> Task goal
Counting task for the entries below: give the number of lines that contain the word "Anti", with no other text.

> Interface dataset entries
────
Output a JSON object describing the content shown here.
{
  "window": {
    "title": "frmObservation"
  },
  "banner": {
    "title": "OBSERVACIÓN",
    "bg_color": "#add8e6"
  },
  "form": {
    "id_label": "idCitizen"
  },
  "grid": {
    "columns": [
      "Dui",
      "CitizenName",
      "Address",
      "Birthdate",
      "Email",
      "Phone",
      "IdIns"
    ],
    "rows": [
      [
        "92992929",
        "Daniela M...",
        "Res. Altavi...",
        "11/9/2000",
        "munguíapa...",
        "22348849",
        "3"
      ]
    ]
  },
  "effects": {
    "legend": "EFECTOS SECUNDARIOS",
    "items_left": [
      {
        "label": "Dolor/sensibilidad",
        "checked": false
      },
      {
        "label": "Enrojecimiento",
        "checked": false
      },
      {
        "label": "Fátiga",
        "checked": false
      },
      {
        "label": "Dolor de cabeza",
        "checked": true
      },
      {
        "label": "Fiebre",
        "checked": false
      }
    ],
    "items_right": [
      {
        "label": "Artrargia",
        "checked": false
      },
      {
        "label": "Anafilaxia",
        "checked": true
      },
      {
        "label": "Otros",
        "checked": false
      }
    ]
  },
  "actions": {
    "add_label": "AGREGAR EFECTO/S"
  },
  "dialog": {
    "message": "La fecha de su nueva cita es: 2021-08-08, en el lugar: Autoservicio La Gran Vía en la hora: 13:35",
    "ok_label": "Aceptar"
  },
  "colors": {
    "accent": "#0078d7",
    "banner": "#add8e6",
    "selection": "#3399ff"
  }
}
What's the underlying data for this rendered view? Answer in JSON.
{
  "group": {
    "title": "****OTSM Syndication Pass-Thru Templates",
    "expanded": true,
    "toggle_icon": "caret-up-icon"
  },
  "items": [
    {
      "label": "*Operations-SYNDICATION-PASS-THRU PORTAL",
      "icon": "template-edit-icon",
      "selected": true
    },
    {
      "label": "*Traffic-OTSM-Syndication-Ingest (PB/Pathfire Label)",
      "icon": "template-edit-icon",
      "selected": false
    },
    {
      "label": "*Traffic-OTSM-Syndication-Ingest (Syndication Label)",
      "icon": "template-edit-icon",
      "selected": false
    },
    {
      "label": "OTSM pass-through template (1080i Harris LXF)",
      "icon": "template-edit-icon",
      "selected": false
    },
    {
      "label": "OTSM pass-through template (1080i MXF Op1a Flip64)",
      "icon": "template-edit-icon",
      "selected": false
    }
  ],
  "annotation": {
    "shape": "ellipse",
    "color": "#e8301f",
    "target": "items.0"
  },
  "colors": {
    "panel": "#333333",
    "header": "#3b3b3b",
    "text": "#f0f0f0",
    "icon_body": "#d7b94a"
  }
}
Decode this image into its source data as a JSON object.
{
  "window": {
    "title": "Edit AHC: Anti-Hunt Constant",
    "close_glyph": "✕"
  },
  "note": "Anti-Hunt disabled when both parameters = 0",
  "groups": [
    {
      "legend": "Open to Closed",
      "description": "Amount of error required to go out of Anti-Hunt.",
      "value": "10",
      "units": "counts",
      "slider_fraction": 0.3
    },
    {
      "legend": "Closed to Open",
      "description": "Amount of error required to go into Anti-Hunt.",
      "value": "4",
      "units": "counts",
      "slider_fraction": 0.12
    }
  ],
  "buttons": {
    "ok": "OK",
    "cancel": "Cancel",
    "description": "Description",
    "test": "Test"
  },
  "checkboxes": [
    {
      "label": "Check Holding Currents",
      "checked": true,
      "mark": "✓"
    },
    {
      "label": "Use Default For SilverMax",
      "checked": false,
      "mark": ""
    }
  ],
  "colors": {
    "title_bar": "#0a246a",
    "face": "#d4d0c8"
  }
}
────
> Output
4